The world we live in, or better, the world of work that we inhabit has shifted. The shift is a seismic one, but not everyone’s been affected by it, yet. For those of us that have embraced this “new way,” we’re a step ahead and building our portfolio with each subsequent day spent scrambling and with each new project completed.
For more than a decade, I’ve been moving away from an outdated model of employment. This model promised job security, decent wages, and even benefits like health insurance, and other perks. If you still have an employer like that, count yourself lucky for now, but I am apt to refer to you as one of the “dinosaurs.” You’re fortunate in some ways, at least in the short-term because you have something that free agents and independent contractors don’t have—some measure of security, once again, in the short-term.
The day of reckoning is coming for most when they’re going to have nothing more than their toolkit of skills and little else. They’re going to have to make their own way, figuring out a new way to bring income in and keep roofs over their heads. It’s not easy, but that’s the reality for me and many others just like me. It forces creativity upon you in order to survive.
In my current state, I have 20 hours of income guaranteed; I say “guaranteed” because it’s only certain through the end of the year. On top of that the tasks at hand would be taxing for someone working 40 hours, let alone the 20 I’ve signed on for and am being compensated for. These 20 hours come without health insurance and the privilege of being whacked additionally for being self-employed. I am forced to scramble for what I need to live beyond that 20 doing a variety of other things–consulting, teaching, writing for pay, etc. Welcome to the 21st century world of work, Virginia!
My story is offered, not as an excuse to complain, but in fact, it’s offered me an opportunity to learn, gain new skills, enhance old ones, and build a wider network—these are the new perks of free agency. I’m also attempting to illustrate to all you dinosaurs that the handwriting’s on the wall and it’s time you took note of it and began making some preparation for the future. The employer that’s keeping you well-paid and stuck in a rut will someday kick you to the curb.
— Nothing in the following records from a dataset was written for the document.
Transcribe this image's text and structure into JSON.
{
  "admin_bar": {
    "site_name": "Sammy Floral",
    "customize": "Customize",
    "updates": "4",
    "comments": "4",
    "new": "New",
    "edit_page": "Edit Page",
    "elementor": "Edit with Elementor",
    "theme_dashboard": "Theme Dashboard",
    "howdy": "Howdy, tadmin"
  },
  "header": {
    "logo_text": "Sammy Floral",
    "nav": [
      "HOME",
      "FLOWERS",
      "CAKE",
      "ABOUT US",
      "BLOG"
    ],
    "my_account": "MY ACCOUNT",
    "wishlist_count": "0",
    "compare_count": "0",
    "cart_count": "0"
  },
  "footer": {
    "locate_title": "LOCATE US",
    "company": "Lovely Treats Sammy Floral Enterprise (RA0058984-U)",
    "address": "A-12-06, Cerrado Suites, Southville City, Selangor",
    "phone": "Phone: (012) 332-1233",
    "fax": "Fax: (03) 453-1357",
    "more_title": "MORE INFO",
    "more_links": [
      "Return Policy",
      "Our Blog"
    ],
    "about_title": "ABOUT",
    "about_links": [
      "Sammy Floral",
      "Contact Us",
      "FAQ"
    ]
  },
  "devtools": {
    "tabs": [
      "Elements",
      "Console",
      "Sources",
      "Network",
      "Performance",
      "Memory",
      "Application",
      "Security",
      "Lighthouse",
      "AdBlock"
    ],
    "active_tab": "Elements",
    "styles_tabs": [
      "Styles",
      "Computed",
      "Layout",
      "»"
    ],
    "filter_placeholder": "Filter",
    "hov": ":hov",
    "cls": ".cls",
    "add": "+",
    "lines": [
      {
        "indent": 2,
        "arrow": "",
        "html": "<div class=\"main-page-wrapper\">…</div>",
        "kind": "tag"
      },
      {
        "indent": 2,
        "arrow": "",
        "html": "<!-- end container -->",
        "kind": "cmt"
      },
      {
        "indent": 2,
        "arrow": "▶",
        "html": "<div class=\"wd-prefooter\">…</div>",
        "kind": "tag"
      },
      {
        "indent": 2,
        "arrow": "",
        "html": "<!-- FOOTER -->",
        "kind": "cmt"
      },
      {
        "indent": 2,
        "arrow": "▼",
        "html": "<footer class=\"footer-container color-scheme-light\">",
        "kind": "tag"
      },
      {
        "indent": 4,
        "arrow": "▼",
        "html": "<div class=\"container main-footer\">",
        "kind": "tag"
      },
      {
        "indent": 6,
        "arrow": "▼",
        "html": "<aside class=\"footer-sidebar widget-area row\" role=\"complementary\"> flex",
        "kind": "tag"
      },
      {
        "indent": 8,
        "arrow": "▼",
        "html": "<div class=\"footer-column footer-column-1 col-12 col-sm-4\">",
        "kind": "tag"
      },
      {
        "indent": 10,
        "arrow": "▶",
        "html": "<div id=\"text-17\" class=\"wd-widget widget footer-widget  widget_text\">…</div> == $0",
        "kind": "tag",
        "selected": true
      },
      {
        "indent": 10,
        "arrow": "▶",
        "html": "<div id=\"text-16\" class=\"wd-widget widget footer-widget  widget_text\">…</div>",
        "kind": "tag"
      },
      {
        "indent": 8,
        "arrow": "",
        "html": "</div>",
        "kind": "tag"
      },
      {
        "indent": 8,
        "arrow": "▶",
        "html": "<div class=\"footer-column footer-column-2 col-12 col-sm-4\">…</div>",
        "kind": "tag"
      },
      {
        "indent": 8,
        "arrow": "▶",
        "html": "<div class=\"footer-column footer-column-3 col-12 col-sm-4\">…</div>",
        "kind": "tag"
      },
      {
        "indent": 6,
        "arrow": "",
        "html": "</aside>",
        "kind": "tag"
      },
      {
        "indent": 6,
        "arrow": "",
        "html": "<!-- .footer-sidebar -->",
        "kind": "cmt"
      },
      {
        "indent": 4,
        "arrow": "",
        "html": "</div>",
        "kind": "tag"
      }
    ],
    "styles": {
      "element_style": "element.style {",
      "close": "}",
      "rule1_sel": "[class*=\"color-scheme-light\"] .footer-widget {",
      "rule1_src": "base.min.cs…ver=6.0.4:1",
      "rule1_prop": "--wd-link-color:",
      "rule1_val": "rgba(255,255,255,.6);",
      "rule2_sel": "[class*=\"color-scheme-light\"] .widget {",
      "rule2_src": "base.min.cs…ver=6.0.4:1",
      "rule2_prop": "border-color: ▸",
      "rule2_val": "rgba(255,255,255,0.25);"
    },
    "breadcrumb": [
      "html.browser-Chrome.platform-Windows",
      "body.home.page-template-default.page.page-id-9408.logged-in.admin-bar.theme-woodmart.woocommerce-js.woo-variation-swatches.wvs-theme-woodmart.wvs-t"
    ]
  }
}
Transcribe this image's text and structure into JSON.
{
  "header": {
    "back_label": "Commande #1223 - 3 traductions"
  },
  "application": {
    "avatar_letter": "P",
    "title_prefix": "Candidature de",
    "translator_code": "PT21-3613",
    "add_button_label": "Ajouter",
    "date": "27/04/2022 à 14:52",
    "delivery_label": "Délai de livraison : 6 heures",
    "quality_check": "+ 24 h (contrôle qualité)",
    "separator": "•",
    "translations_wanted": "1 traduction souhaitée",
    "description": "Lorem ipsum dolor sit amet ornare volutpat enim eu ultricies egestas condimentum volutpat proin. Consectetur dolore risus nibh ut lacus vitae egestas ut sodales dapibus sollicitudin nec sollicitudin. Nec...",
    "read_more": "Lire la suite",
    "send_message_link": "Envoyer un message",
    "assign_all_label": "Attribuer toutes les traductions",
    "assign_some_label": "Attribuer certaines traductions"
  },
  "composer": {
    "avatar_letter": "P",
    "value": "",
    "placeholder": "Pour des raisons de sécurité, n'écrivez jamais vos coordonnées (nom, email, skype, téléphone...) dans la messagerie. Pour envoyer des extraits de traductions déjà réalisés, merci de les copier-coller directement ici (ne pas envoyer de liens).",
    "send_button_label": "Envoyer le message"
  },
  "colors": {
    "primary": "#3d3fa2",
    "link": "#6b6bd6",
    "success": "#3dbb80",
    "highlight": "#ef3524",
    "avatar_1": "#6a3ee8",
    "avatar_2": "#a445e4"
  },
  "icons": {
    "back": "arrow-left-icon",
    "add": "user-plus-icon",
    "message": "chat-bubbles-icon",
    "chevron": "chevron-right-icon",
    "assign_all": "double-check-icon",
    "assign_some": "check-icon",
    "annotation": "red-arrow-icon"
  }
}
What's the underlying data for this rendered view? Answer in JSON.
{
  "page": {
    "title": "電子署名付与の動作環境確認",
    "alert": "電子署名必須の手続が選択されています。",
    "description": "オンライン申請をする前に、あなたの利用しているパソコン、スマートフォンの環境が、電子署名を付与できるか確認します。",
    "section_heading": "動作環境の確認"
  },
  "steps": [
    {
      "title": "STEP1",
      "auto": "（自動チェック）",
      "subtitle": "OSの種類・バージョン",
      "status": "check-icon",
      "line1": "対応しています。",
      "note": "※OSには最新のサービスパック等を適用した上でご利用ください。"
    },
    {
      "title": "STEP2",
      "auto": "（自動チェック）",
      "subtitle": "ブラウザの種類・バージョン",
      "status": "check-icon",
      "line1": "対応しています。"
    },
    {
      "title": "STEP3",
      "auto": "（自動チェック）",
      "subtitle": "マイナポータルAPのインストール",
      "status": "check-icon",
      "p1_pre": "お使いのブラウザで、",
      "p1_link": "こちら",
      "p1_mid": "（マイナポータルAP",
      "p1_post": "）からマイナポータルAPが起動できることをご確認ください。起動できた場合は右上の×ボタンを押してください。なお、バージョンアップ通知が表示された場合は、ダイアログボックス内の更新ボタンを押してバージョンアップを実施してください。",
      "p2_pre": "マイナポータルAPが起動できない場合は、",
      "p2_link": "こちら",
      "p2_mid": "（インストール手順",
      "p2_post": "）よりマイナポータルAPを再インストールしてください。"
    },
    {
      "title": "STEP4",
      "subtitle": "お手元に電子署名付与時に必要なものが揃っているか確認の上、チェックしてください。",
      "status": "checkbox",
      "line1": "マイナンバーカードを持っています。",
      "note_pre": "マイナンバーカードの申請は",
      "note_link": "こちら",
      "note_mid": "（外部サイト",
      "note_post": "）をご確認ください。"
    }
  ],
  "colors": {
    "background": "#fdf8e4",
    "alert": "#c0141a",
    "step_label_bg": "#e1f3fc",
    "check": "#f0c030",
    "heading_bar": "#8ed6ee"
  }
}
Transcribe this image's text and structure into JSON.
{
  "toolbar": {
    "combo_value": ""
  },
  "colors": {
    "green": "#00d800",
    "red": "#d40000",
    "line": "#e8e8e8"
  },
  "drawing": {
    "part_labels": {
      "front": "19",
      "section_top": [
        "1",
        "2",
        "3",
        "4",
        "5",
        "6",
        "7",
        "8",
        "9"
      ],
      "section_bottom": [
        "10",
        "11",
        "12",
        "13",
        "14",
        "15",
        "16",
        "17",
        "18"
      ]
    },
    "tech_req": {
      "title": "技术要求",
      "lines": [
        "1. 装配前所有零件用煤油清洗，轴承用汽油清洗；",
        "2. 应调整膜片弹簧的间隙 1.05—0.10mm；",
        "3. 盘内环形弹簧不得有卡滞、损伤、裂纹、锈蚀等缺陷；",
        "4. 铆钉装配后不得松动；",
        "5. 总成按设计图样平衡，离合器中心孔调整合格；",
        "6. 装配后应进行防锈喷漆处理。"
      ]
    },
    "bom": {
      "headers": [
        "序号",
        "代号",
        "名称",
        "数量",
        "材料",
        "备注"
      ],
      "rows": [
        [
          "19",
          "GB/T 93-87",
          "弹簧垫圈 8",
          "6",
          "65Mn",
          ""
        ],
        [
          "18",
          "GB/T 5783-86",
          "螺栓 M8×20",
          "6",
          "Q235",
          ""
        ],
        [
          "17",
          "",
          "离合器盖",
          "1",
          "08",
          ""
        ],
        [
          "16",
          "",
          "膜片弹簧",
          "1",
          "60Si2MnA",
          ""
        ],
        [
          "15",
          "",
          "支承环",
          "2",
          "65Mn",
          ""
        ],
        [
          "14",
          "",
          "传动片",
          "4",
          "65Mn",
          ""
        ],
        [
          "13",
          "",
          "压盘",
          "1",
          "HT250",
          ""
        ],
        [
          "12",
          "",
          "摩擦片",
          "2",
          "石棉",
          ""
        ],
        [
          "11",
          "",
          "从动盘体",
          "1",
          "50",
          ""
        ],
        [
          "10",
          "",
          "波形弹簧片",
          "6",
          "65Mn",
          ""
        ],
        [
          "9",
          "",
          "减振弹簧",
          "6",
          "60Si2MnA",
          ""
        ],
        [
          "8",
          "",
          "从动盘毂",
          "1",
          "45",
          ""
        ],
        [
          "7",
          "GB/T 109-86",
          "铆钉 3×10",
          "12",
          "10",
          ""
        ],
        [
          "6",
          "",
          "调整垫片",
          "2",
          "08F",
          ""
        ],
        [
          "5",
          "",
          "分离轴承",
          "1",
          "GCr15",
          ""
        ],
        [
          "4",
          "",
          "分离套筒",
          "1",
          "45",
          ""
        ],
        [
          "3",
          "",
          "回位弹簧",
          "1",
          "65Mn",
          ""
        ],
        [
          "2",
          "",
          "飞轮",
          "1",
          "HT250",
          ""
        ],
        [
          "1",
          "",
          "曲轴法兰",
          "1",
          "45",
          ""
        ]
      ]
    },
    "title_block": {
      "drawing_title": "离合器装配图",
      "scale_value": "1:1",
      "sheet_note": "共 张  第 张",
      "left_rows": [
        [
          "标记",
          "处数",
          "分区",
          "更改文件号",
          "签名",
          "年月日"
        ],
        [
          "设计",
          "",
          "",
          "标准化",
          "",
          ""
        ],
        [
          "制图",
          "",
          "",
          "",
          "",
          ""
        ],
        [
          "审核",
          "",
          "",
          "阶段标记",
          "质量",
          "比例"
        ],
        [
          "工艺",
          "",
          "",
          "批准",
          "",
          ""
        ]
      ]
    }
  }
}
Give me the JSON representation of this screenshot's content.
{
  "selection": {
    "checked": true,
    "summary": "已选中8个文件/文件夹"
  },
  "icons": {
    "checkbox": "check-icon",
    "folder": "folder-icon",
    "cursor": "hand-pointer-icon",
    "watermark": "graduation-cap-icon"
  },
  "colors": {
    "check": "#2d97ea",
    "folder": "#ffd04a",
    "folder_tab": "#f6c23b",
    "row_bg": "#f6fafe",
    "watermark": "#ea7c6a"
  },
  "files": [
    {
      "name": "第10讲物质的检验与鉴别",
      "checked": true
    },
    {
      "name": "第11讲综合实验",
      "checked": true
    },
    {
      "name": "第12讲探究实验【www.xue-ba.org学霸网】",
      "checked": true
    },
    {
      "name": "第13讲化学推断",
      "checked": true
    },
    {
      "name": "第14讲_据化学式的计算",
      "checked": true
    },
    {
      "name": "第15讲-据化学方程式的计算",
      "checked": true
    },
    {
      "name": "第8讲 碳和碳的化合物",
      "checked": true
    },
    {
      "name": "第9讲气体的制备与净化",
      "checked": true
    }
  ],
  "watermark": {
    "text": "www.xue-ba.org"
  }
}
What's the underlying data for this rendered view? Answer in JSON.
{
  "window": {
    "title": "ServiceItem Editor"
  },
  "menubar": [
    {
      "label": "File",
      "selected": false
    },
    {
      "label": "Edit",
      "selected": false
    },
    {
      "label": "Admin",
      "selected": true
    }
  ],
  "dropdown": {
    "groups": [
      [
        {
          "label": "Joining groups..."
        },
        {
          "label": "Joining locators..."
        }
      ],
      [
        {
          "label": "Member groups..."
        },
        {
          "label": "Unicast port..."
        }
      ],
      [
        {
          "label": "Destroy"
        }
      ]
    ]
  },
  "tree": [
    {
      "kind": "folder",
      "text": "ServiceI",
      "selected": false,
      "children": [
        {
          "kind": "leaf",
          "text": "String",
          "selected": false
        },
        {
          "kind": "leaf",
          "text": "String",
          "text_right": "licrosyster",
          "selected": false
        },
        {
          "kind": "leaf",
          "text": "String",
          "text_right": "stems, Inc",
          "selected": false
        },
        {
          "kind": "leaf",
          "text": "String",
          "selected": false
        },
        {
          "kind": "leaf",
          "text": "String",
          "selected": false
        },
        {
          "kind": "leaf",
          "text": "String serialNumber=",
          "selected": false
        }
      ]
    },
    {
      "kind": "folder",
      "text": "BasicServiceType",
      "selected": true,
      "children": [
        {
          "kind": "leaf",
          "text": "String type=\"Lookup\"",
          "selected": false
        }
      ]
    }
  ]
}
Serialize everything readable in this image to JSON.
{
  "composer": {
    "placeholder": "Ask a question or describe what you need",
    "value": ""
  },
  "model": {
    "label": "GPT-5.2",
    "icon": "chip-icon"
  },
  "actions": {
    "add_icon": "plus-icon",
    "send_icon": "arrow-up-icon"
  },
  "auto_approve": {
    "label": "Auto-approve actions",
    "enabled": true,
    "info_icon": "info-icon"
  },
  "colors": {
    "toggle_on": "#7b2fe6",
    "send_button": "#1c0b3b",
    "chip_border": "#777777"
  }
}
I’ve been there gotten past it and come out the other side, better for the experience. Life kicks you in the teeth from time to time. The true measure of your character is how you roll with adversity. It also determines your success on the other side of transition.